What did it become into and why? He has no clear answer but he felt that it was exciting to cover the event particularly with tear gas being fired. Is BBC covering a war zone?Paul Mason, Economics Editor for BBC’s Newsnight, had this to say:
“I have covered Syntagma, the Occupy protests [in the US] and reported from Tahrir Square [in Egypt]. This [Turkey] is different to all of them.
First, it is massive. The sheer numbers dwarf any single episode of civil unrest in Greece.
Second, the breadth of social support – within the urban enclave of Istanbul – is bigger than Greece and closer to Egypt,” he said.
But what is it that these protesters want? Interviews by Mason reveal the confusion.
“We don’t want to become Iran,” said one man.
A second man tends to contradict this. “We’re all here,” one masked woman told Mason. “Communists, anarchists, democrats. It’s not an [Mostafa Kemal] Attaturk movement.”
“The issue is freedom,” another woman told Mason.
All that may well be true, but if the protesters really do not know what they want, international broadcasters are clear about what they want – more protests, tear gas clashes with riot police, injuries, Molotov cocktails, etc.
The day the protests become silent – or standing as they are becoming in Istanbul – the news crew would close shop and head elsewhere.
A study of 342 US protests covered by the New York Times newspaper in the period between 1962 and 1990 showed that such public activities usually had an impact on the company’s publicly traded stock price.
The study showed that what mattered most was not the number of participants in the protest, but the amount of media coverage the demonstration received. Stock prices of the targeted companies fell one-tenth of a per cent for every paragraph printed about the event.
Brazil is the latest media target. Why? Because the crowds are massive.
Initially, the protesters were teargased. But even Brazil’s news media, which had blasted Brazilian President Dilma Rousseff in recent days for her lack of response to the protests, seemed largely unimpressed with her careful speech, but noted the difficult situation facing a government trying to understand a mass movement with no central leaders and a flood of demands.
With “no objective information about the nature of the organisation of the protests,” wrote Igor Gielow in a column for Brazil’s biggest newspaper, Folha de Sao Paulo, “Dilma resorted to an innocuous speech to cool down spirits.”“At its height, some one million anti-government demonstrators took to the streets nationwide on Thursday night with grievances ranging from public services to the billions of dollars spent preparing for international sports events,” wrote The Guardian in London.

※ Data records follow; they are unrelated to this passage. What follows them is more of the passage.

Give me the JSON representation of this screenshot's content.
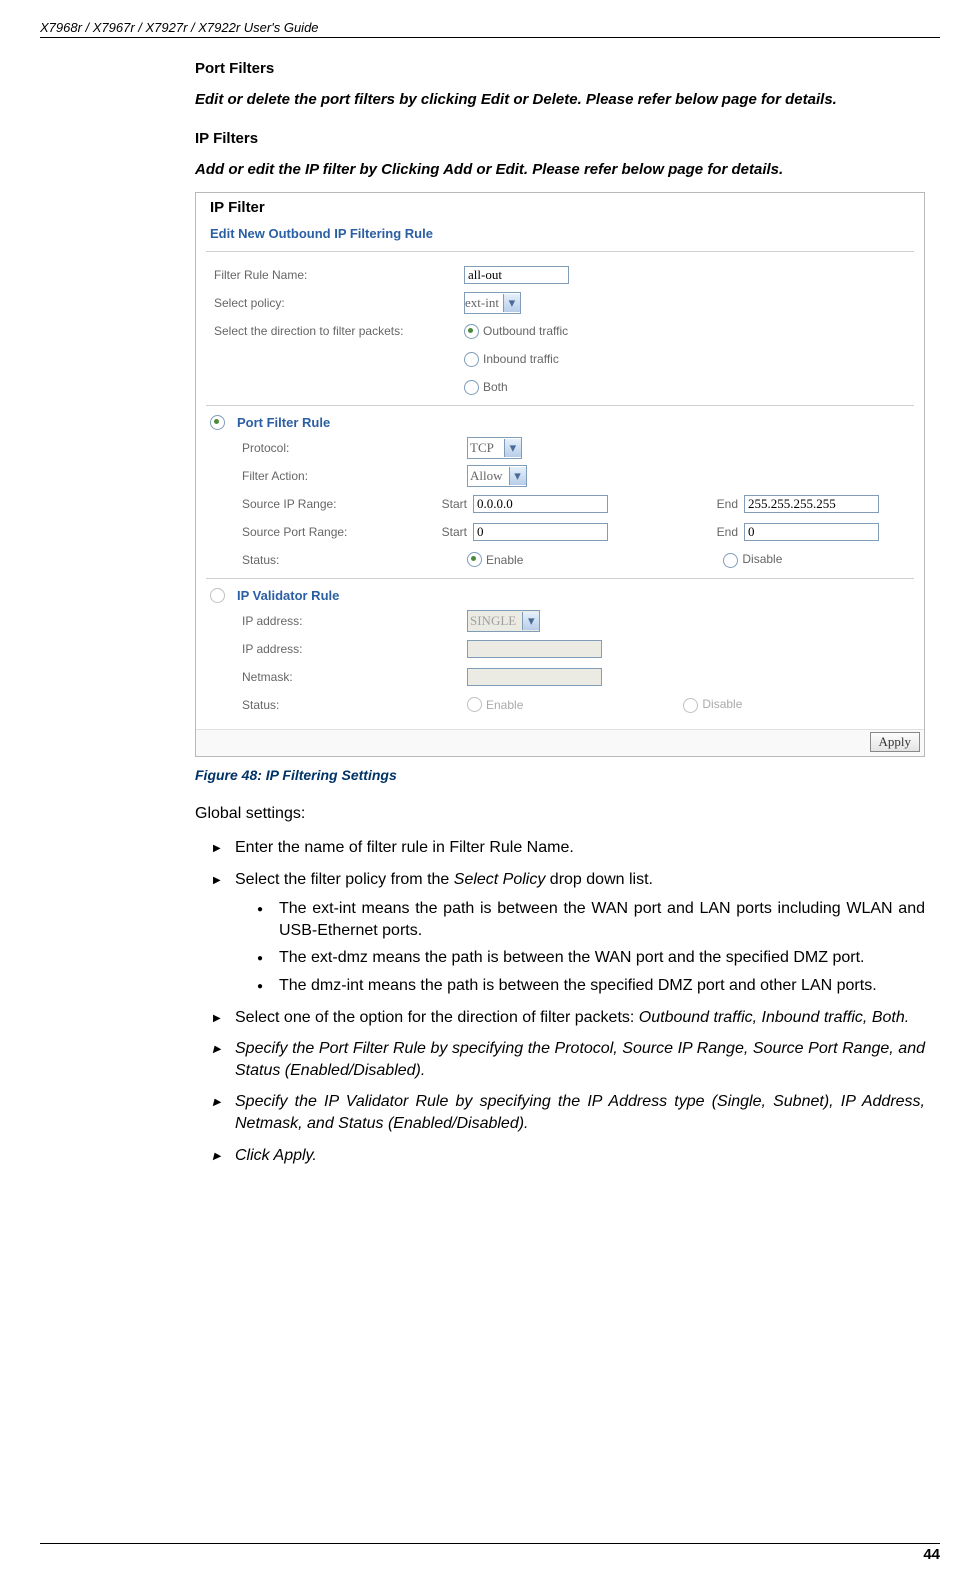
{
  "header": {
    "title": "X7968r / X7967r / X7927r / X7922r User's Guide"
  },
  "sections": {
    "port_filters_heading": "Port Filters",
    "port_filters_note": "Edit or delete the port filters by clicking Edit or Delete. Please refer below page for details.",
    "ip_filters_heading": "IP Filters",
    "ip_filters_note": "Add or edit the IP filter by Clicking Add or Edit. Please refer below page for details."
  },
  "ui": {
    "title": "IP Filter",
    "subtitle": "Edit New Outbound IP Filtering Rule",
    "rows": {
      "filter_rule_name_label": "Filter Rule Name:",
      "filter_rule_name_value": "all-out",
      "select_policy_label": "Select policy:",
      "select_policy_value": "ext-int",
      "direction_label": "Select the direction to filter packets:",
      "direction_opt1": "Outbound traffic",
      "direction_opt2": "Inbound traffic",
      "direction_opt3": "Both"
    },
    "port_rule": {
      "heading": "Port Filter Rule",
      "protocol_label": "Protocol:",
      "protocol_value": "TCP",
      "action_label": "Filter Action:",
      "action_value": "Allow",
      "src_ip_label": "Source IP Range:",
      "start_label": "Start",
      "end_label": "End",
      "src_ip_start": "0.0.0.0",
      "src_ip_end": "255.255.255.255",
      "src_port_label": "Source Port Range:",
      "src_port_start": "0",
      "src_port_end": "0",
      "status_label": "Status:",
      "status_enable": "Enable",
      "status_disable": "Disable"
    },
    "validator_rule": {
      "heading": "IP Validator Rule",
      "ip_type_label": "IP address:",
      "ip_type_value": "SINGLE",
      "ip_addr_label": "IP address:",
      "netmask_label": "Netmask:",
      "status_label": "Status:",
      "status_enable": "Enable",
      "status_disable": "Disable"
    },
    "apply_button": "Apply"
  },
  "figure_caption": "Figure 48: IP Filtering Settings",
  "global_heading": "Global settings:",
  "bullets": {
    "b1": "Enter the name of filter rule in Filter Rule Name.",
    "b2_pre": "Select the filter policy from the ",
    "b2_em": "Select Policy",
    "b2_post": " drop down list.",
    "b2_sub1": "The ext-int means the path is between the WAN port and LAN ports including WLAN and USB-Ethernet ports.",
    "b2_sub2": "The ext-dmz means the path is between the WAN port and the specified DMZ port.",
    "b2_sub3": "The dmz-int means the path is between the specified DMZ port and other LAN ports.",
    "b3_pre": "Select one of the option for the direction of filter packets: ",
    "b3_em": "Outbound traffic, Inbound traffic, Both.",
    "b4": "Specify the Port Filter Rule by specifying the Protocol, Source IP Range, Source Port Range, and Status (Enabled/Disabled).",
    "b5": "Specify the IP Validator Rule by specifying the IP Address type (Single, Subnet), IP Address, Netmask, and Status (Enabled/Disabled).",
    "b6": "Click Apply."
  },
  "page_number": "44"
}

What is the government supposed to do when according to Reuters, “TV images showed masked youths looting stores, setting fires and defacing buildings”, including the foreign ministry in Brasilia, which had its windows smashed?
The BBC, while extensively covering the riots, admits that it is clueless about the issues.

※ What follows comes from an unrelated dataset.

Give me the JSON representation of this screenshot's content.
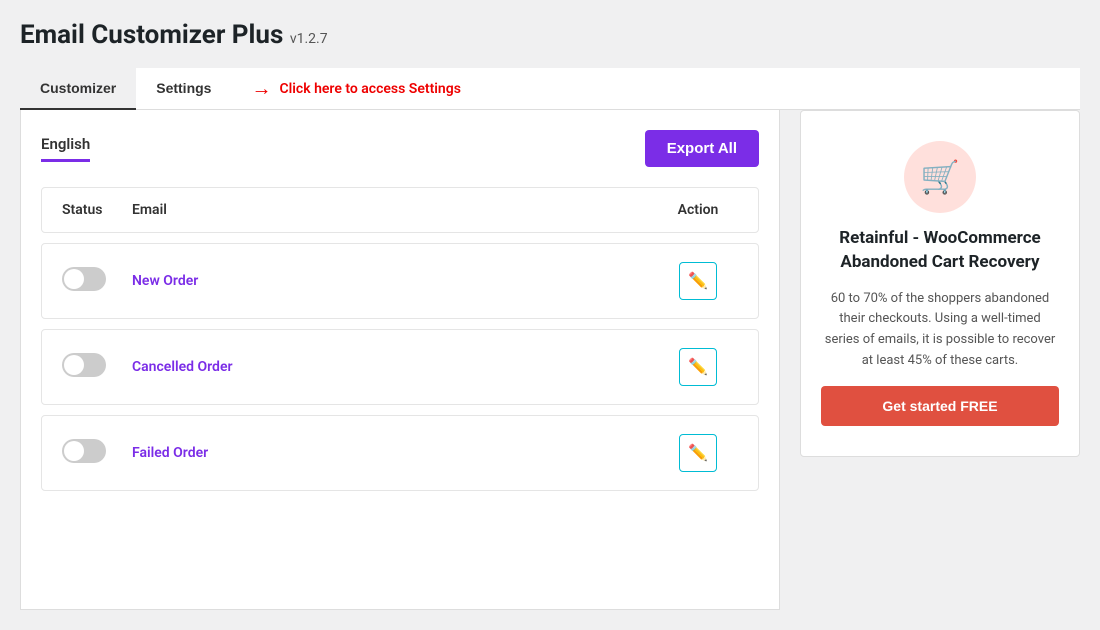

Both Brazil and Turkey are facing protests from an unusual quarter – the new middle class that has benefitted immensely from the reforms. Apparently, they want more and more.
In the case of Turkey, a predominantly Muslim country, the protesters are demanding, at least on the face of it, “greater freedom”.
In booming Brazil, the noveau riche don’t just want a cut in bus fares; they want to do away with the World Cup in Brazil.
Strangely, the protests from both countries are not from the have-nots but the new haves, who want more.
The leadership the world over has no choice but to take TV coverage seriously. With more technology having enhanced media coverage globally bringing pictures live to millions of homes, an ordinary protest over a non-issue – if covered incessantly by global channels can have international repercussions.
It could undermine the government of the day. Poor handling of a riot for instance, could lead to questions about governance.
Sadly, even as international issues become extremely layered and complex, decisions have become largely based on “image diplomacy”; “visuals” have replaced the “byte” and reason in a world of riveting images.